START Data section
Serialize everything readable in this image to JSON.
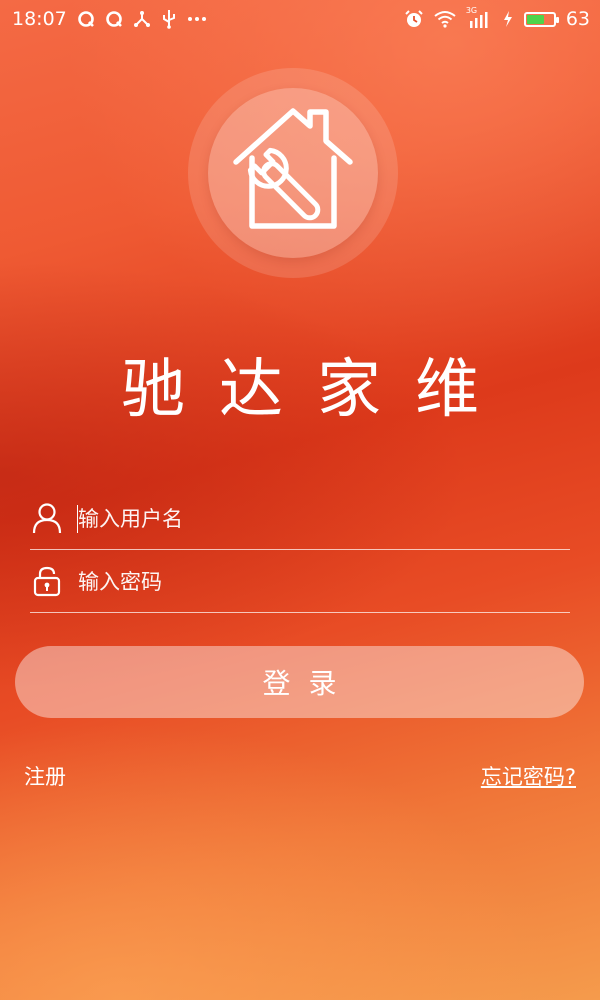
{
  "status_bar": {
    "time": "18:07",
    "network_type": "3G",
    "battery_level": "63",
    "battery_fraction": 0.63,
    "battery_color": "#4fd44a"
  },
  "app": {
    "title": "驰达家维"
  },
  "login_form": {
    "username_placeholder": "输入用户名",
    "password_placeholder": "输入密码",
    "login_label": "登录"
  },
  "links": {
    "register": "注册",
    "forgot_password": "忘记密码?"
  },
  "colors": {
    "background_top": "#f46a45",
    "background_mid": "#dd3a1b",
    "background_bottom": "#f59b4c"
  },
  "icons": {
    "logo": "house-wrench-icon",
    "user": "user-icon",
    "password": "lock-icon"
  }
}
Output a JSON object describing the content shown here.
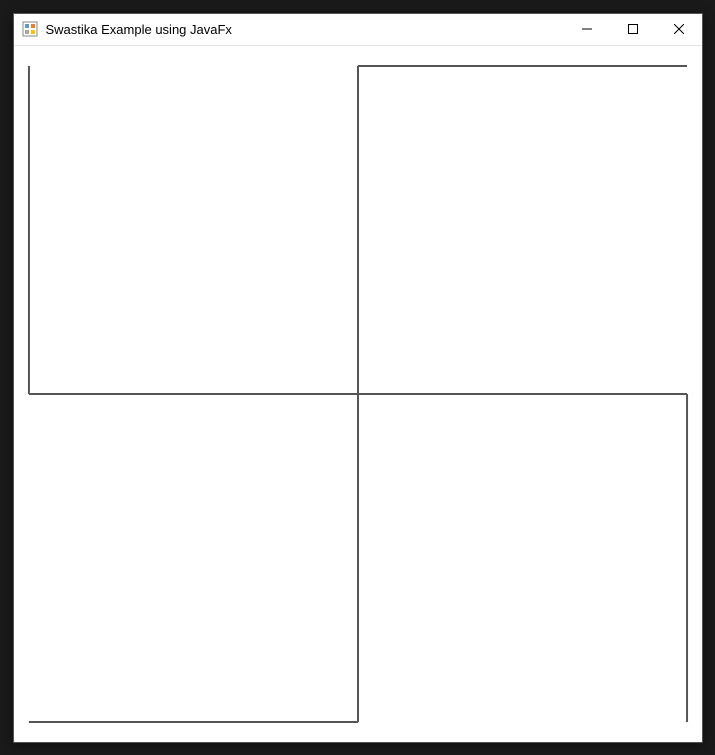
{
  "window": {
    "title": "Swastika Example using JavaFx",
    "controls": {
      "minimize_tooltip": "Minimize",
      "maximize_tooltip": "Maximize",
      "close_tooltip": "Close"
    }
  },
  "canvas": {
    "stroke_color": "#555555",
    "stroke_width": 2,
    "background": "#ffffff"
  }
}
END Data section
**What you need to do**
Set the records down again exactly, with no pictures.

**Finished task**
Serialize everything readable in this image to JSON.
{
  "status_bar": {
    "time": "18:07",
    "network_type": "3G",
    "battery_level": "63",
    "battery_fraction": 0.63,
    "battery_color": "#4fd44a"
  },
  "app": {
    "title": "驰达家维"
  },
  "login_form": {
    "username_placeholder": "输入用户名",
    "password_placeholder": "输入密码",
    "login_label": "登录"
  },
  "links": {
    "register": "注册",
    "forgot_password": "忘记密码?"
  },
  "colors": {
    "background_top": "#f46a45",
    "background_mid": "#dd3a1b",
    "background_bottom": "#f59b4c"
  },
  "icons": {
    "logo": "house-wrench-icon",
    "user": "user-icon",
    "password": "lock-icon"
  }
}
Output a JSON object describing the content shown here.
{
  "window": {
    "title": "Swastika Example using JavaFx",
    "controls": {
      "minimize_tooltip": "Minimize",
      "maximize_tooltip": "Maximize",
      "close_tooltip": "Close"
    }
  },
  "canvas": {
    "stroke_color": "#555555",
    "stroke_width": 2,
    "background": "#ffffff"
  }
}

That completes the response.